**PROBLEM TO SOLVE**.
Repeat the entries exactly as they stand.

**MATERIAL SHOWN**.
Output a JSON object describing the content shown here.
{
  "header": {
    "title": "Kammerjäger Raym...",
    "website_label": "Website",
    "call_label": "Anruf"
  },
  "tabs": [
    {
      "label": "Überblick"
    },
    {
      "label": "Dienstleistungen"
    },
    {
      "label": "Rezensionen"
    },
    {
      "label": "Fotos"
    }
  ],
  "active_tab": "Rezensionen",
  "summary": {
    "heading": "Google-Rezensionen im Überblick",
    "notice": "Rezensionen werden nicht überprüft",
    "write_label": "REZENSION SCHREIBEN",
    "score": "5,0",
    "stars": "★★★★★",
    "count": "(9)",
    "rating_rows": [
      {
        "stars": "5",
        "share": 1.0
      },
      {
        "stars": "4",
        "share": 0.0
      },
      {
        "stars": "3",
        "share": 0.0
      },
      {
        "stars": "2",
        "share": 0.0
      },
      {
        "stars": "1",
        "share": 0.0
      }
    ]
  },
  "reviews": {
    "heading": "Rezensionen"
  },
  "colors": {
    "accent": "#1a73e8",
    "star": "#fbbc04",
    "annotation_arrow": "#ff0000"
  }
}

**WRITTEN RESPONSE**.
Output a JSON object describing the content shown here.
{
  "header": {
    "title": "Kammerjäger Raym...",
    "website_label": "Website",
    "call_label": "Anruf"
  },
  "tabs": [
    {
      "label": "Überblick"
    },
    {
      "label": "Dienstleistungen"
    },
    {
      "label": "Rezensionen"
    },
    {
      "label": "Fotos"
    }
  ],
  "active_tab": "Rezensionen",
  "summary": {
    "heading": "Google-Rezensionen im Überblick",
    "notice": "Rezensionen werden nicht überprüft",
    "write_label": "REZENSION SCHREIBEN",
    "score": "5,0",
    "stars": "★★★★★",
    "count": "(9)",
    "rating_rows": [
      {
        "stars": "5",
        "share": 1.0
      },
      {
        "stars": "4",
        "share": 0.0
      },
      {
        "stars": "3",
        "share": 0.0
      },
      {
        "stars": "2",
        "share": 0.0
      },
      {
        "stars": "1",
        "share": 0.0
      }
    ]
  },
  "reviews": {
    "heading": "Rezensionen"
  },
  "colors": {
    "accent": "#1a73e8",
    "star": "#fbbc04",
    "annotation_arrow": "#ff0000"
  }
}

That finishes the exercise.